In August 2011, an external review of APRA's Pacific technical assistance program confirmed that Pacific partner jurisdictions uniformly value the program, which through its hands on components in particular was seen as filling a useful training gap. The program was found to be clearly in line with AusAID requirements of demonstrated relevance to both Australian government and partner government development priorities and very effective in meeting the program's short-term and intermediate objectives, which include raising levels of understanding about and capacity to deliver risk-based supervision and promoting Pacific regulatory networks. The program was also considered to represent good value for money, give attention to sustainability and gender equality, and to have a well-considered approach to capacity development.
The Association of Financial Supervisors of Pacific Countries facilitates cooperation between regulators in the region. APRA represents Australia as an observer at Association meetings and supports its training activities, through sponsoring speakers on topical issues at the Association's annual meeting and training workshops. APRA is also a member of:
  • the Asian Forum of Insurance Regulators;
  • the South-East Asia New Zealand and Australia (SEANZA) Forum of Banking Supervisors;
  • the Financial Regulators Training Initiative (FRTI) of the Banking Supervisors' Advisory Group of Asia-Pacific Economic Cooperation (APEC), coordinated through the Asian Development Bank; and
  • the Australian APEC Study Centre Advisory Group.
Given the importance of Australian banks within the South Pacific, APRA has been invited to join the annual meeting of South Pacific Central Bank Governors. The 2011 meeting was held in Samoa.
APRA continues to support the international broadening of knowledge on prudential supervision by providing expert speakers to various institutes, including the Financial Stability Institute (of the Bank for International Settlements), the APEC Study Centre at RMIT University, the APEC Financial Regulatory Training Initiative and the ASEAN Insurance Training and Research Institute (AITRI). During 2011/12, APRA provided two speakers to conferences organised by the Financial Stability Institute, which are often co-hosted with other regional bodies, and one speaker to programs organised by each of the APEC Study Centre and AITRI. APRA values the opportunity to develop the skills of its staff, as both participants and speakers in such programs.

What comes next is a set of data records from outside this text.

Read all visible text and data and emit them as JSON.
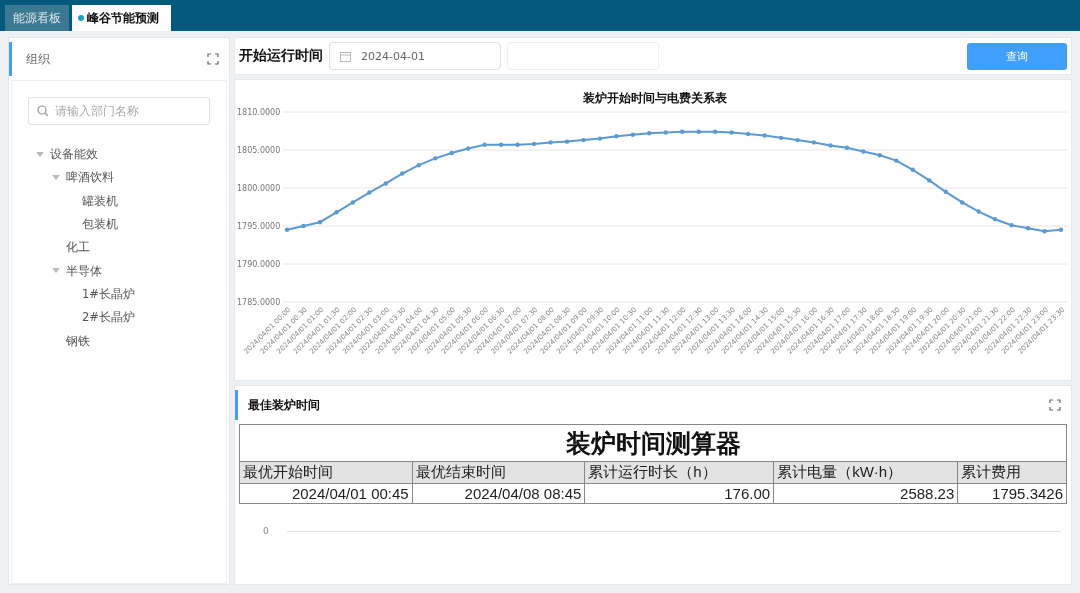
{
  "tabs": [
    {
      "label": "能源看板",
      "selected": false
    },
    {
      "label": "峰谷节能预测",
      "selected": true
    }
  ],
  "sidebar": {
    "title": "组织",
    "search": {
      "placeholder": "请输入部门名称"
    },
    "tree": [
      {
        "label": "设备能效",
        "expanded": true,
        "children": [
          {
            "label": "啤酒饮料",
            "expanded": true,
            "children": [
              {
                "label": "罐装机"
              },
              {
                "label": "包装机"
              }
            ]
          },
          {
            "label": "化工"
          },
          {
            "label": "半导体",
            "expanded": true,
            "children": [
              {
                "label": "1#长晶炉"
              },
              {
                "label": "2#长晶炉"
              }
            ]
          },
          {
            "label": "钢铁"
          }
        ]
      }
    ]
  },
  "filter": {
    "label": "开始运行时间",
    "date": "2024-04-01",
    "query_button": "查询"
  },
  "chart": {
    "chart_data": {
      "type": "line",
      "title": "装炉开始时间与电费关系表",
      "categories": [
        "2024/04/01 00:00",
        "2024/04/01 00:30",
        "2024/04/01 01:00",
        "2024/04/01 01:30",
        "2024/04/01 02:00",
        "2024/04/01 02:30",
        "2024/04/01 03:00",
        "2024/04/01 03:30",
        "2024/04/01 04:00",
        "2024/04/01 04:30",
        "2024/04/01 05:00",
        "2024/04/01 05:30",
        "2024/04/01 06:00",
        "2024/04/01 06:30",
        "2024/04/01 07:00",
        "2024/04/01 07:30",
        "2024/04/01 08:00",
        "2024/04/01 08:30",
        "2024/04/01 09:00",
        "2024/04/01 09:30",
        "2024/04/01 10:00",
        "2024/04/01 10:30",
        "2024/04/01 11:00",
        "2024/04/01 11:30",
        "2024/04/01 12:00",
        "2024/04/01 12:30",
        "2024/04/01 13:00",
        "2024/04/01 13:30",
        "2024/04/01 14:00",
        "2024/04/01 14:30",
        "2024/04/01 15:00",
        "2024/04/01 15:30",
        "2024/04/01 16:00",
        "2024/04/01 16:30",
        "2024/04/01 17:00",
        "2024/04/01 17:30",
        "2024/04/01 18:00",
        "2024/04/01 18:30",
        "2024/04/01 19:00",
        "2024/04/01 19:30",
        "2024/04/01 20:00",
        "2024/04/01 20:30",
        "2024/04/01 21:00",
        "2024/04/01 21:30",
        "2024/04/01 22:00",
        "2024/04/01 22:30",
        "2024/04/01 23:00",
        "2024/04/01 23:30"
      ],
      "grid": true,
      "series": [
        {
          "color": "#5b9bd5",
          "values": [
            1794.5,
            1795.0,
            1795.5,
            1796.8,
            1798.1,
            1799.4,
            1800.6,
            1801.9,
            1803.0,
            1803.9,
            1804.6,
            1805.2,
            1805.7,
            1805.7,
            1805.7,
            1805.8,
            1806.0,
            1806.1,
            1806.3,
            1806.5,
            1806.8,
            1807.0,
            1807.2,
            1807.3,
            1807.4,
            1807.4,
            1807.4,
            1807.3,
            1807.1,
            1806.9,
            1806.6,
            1806.3,
            1806.0,
            1805.6,
            1805.3,
            1804.8,
            1804.3,
            1803.6,
            1802.4,
            1801.0,
            1799.5,
            1798.1,
            1796.9,
            1795.9,
            1795.1,
            1794.7,
            1794.3,
            1794.5
          ]
        }
      ],
      "ylim": [
        1785,
        1810
      ],
      "yticks": [
        {
          "value": 1785,
          "label": "1785.0000"
        },
        {
          "value": 1790,
          "label": "1790.0000"
        },
        {
          "value": 1795,
          "label": "1795.0000"
        },
        {
          "value": 1800,
          "label": "1800.0000"
        },
        {
          "value": 1805,
          "label": "1805.0000"
        },
        {
          "value": 1810,
          "label": "1810.0000"
        }
      ]
    }
  },
  "best_time": {
    "title": "最佳装炉时间",
    "calculator": {
      "title": "装炉时间测算器",
      "columns": [
        "最优开始时间",
        "最优结束时间",
        "累计运行时长（h）",
        "累计电量（kW·h）",
        "累计费用"
      ],
      "rows": [
        [
          "2024/04/01 00:45",
          "2024/04/08 08:45",
          "176.00",
          "2588.23",
          "1795.3426"
        ]
      ]
    },
    "axis_label": "0"
  }
}
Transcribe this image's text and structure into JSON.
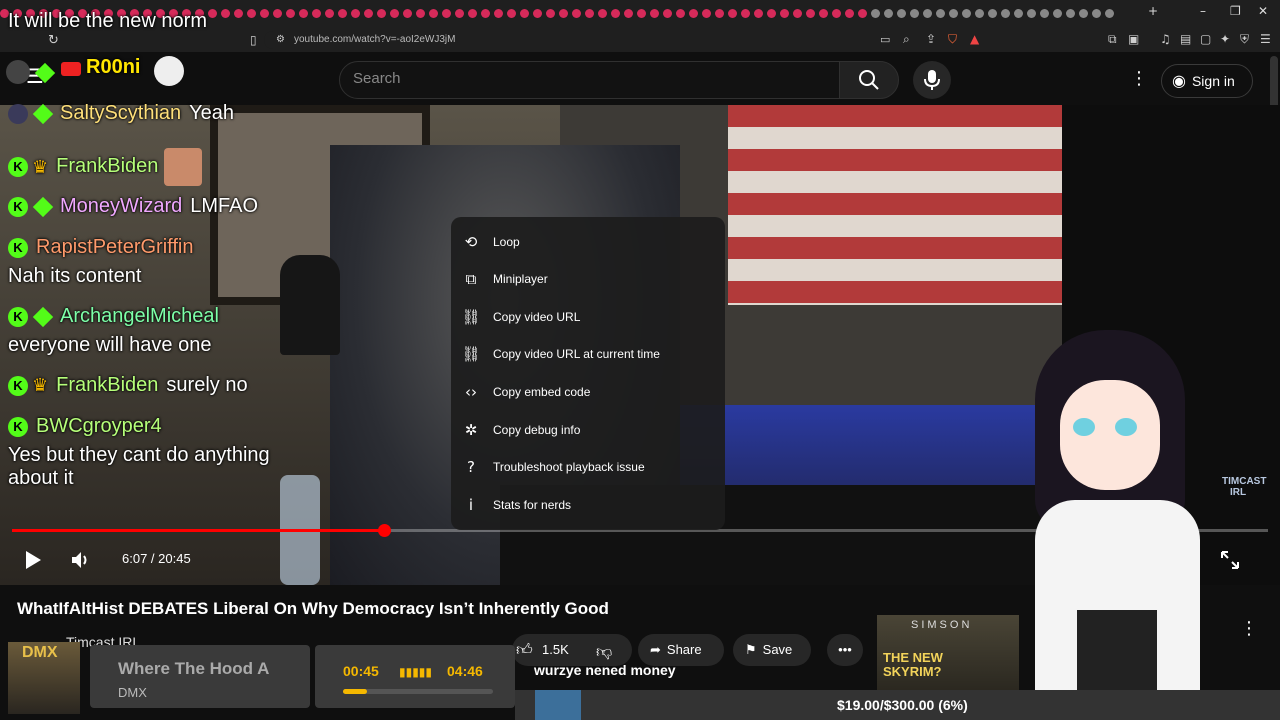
{
  "browser": {
    "url": "youtube.com/watch?v=-aoI2eWJ3jM",
    "overlay_chat_top": "It will be the new norm"
  },
  "youtube": {
    "search_placeholder": "Search",
    "sign_in": "Sign in"
  },
  "stream_overlay": {
    "streamer_name": "R00ni",
    "messages": [
      {
        "user": "SaltyScythian",
        "text": "Yeah",
        "user_color": "#ffe07a",
        "badge": "diamond"
      },
      {
        "user": "FrankBiden",
        "text": "",
        "user_color": "#b6ff7a",
        "badge": "crown"
      },
      {
        "user": "MoneyWizard",
        "text": "LMFAO",
        "user_color": "#f0a8ff",
        "badge": "diamond"
      },
      {
        "user": "RapistPeterGriffin",
        "text": "Nah its content",
        "user_color": "#ff9a6b",
        "badge": "none"
      },
      {
        "user": "ArchangelMicheal",
        "text": "everyone will have one",
        "user_color": "#7dffa8",
        "badge": "diamond"
      },
      {
        "user": "FrankBiden",
        "text": "surely no",
        "user_color": "#b6ff7a",
        "badge": "crown"
      },
      {
        "user": "BWCgroyper4",
        "text": "Yes but they cant do anything about it",
        "user_color": "#b6ff7a",
        "badge": "none"
      }
    ]
  },
  "player": {
    "time": "6:07 / 20:45",
    "progress_fraction": 0.296,
    "watermark": "TIMCAST IRL"
  },
  "context_menu": {
    "items": [
      {
        "label": "Loop",
        "icon": "loop-icon",
        "glyph": "⟲"
      },
      {
        "label": "Miniplayer",
        "icon": "miniplayer-icon",
        "glyph": "⧉"
      },
      {
        "label": "Copy video URL",
        "icon": "link-icon",
        "glyph": "⛓"
      },
      {
        "label": "Copy video URL at current time",
        "icon": "link-icon",
        "glyph": "⛓"
      },
      {
        "label": "Copy embed code",
        "icon": "code-icon",
        "glyph": "‹›"
      },
      {
        "label": "Copy debug info",
        "icon": "bug-icon",
        "glyph": "✲"
      },
      {
        "label": "Troubleshoot playback issue",
        "icon": "help-icon",
        "glyph": "?"
      },
      {
        "label": "Stats for nerds",
        "icon": "info-icon",
        "glyph": "i"
      }
    ]
  },
  "video_info": {
    "title": "WhatIfAltHist DEBATES Liberal On Why Democracy Isn’t Inherently Good",
    "channel": "Timcast IRL",
    "likes": "1.5K",
    "share": "Share",
    "save": "Save",
    "more": "•••"
  },
  "recommended": {
    "thumb_text_top": "SIMSON",
    "thumb_text": "THE NEW SKYRIM?"
  },
  "music_widget": {
    "song": "Where The Hood A",
    "artist": "DMX",
    "album_label": "DMX",
    "elapsed": "00:45",
    "total": "04:46",
    "progress_fraction": 0.16
  },
  "bottom_bar": {
    "ticker": "wurzye nened money",
    "goal": "$19.00/$300.00 (6%)"
  }
}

During the year, APRA hosted just over 100 international delegations from regulatory agencies, central banks, multilateral organisations, industry bodies and private sector organisations. Approximately half of the delegations were from developing countries and just under one-fifth from China. Delegation visits from South Korea and Indonesia were also prominent. Areas of interest were wide-ranging and included APRA's functions and operations, Australia's 'twin peaks' approach to regulatory arrangements and the challenges of establishing an integrated prudential regulator, prudential policy developments, risk-based supervision, Australia's handling of the global financial crisis and superannuation prudential policy and supervisory practice. In addition, there were a number of visits by individual financial institutions to discuss the requirements for establishing operations in Australia.